A birthday celebration is about to begin, and the start of the play whips along merrily, as Michael (Ian Hallard) and his Saturday-night buddy Donald (Daniel Boys) prepare drinks and canapes. It’s in honour of Harold (Mark Gatiss), the birthday boy – but as the other guests arrive, there is an unexpected and unwanted surprise amongst them. Cue tight-lipped Alan (John Hopkins), Michael's room-mate from college way back when.

The first half of the action light and humorous, full of great one-liners, and the actors successfully create the impression that they are genuinely having a party together – with we, the audience, voyeurs on what unfolds. The mood is compelling and very easy to get caught up in, not least because of a lovely, simple dance routine that made me wish I could join in. The nine men between them build a totally plausible and absorbing friendship group, revealing both the alliances and the cracks in the varying relationships. James Holmes deserves special mention as the ageing Emory, delivering an eye-catching performance wonderfully embodying the phrase “gay abandon”.

But the arrival of Gatiss’s Harold changes the whole mood and atmosphere. Gatiss is superb as the acidic, ironic “Jew Fairy”, delivering cutting lines which evoked laugh-out-loud responses from the audience. Things get even darker when a game of declarations – “Affairs of the Heart” – comes into play. It does what it says on the tin, and Gatiss and Hallard stack up the tension gradually between them, as Hallard’s Michael transforms from the charming host to a visibly spiteful and terrified wreck.

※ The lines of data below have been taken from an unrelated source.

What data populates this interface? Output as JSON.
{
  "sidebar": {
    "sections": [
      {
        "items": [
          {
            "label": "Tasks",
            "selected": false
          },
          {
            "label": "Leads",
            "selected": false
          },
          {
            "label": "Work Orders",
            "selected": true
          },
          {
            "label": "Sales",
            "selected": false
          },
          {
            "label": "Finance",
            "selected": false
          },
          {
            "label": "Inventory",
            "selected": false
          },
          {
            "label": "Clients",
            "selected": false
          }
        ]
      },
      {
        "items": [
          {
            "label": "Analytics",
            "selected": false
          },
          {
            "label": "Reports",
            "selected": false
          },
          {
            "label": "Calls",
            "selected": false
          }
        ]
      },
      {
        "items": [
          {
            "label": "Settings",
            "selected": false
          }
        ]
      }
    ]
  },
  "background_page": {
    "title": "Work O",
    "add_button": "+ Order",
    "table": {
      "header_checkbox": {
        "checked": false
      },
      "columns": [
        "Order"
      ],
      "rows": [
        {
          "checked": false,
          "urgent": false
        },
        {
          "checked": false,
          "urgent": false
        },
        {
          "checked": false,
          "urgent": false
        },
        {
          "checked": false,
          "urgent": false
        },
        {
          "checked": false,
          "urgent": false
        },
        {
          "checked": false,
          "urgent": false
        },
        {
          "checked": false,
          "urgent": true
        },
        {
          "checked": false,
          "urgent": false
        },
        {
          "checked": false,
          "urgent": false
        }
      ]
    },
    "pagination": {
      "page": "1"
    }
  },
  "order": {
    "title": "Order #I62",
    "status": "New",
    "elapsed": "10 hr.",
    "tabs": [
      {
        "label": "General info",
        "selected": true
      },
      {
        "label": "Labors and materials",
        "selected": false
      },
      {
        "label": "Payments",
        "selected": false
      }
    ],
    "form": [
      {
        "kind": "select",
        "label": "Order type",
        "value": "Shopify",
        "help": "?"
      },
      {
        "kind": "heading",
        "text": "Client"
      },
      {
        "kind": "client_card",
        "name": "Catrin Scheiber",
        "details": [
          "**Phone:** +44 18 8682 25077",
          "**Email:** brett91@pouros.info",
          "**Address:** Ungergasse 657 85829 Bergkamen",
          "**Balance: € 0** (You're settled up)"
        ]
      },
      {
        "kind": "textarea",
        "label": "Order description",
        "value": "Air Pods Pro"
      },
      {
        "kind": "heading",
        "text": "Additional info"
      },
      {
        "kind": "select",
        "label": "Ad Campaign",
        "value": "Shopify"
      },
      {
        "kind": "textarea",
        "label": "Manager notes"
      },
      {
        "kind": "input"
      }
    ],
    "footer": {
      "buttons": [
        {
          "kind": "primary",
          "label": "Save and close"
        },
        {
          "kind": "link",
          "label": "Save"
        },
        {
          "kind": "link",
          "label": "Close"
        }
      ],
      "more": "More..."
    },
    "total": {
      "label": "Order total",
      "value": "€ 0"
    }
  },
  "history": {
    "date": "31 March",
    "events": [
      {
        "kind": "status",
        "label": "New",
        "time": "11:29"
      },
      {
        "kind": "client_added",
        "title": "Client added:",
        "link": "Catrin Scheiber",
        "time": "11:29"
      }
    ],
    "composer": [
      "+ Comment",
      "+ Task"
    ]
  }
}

We've all got stories from parties which turned sour, without our quite knowing how; this is a bit like that. But the stumbling block for me was the ending, which feels far too sudden and abrupt. The sense of “Huh?” from the audience members around me was palpable, almost audible; something else was needed to dispel the anti-climax of what, up to then, had been a great performance.

Nevertheless, this production – superbly directed by Adam Penford – offers an important insight into the secret shame and occasional self-loathing associated with love which, at that time, “dared not speak its name”. Witnessing Michael’s torture as he tries to live a double life, I could only feel gratitude towards the courageous trail-blazers who led the way in changing attitudes over the last forty years.  Playwright Mart Crowley is among them, and I think he’d have been happy to see the out-and-proud audience around me at the Theatre Royal.  All in all, a treat of a night.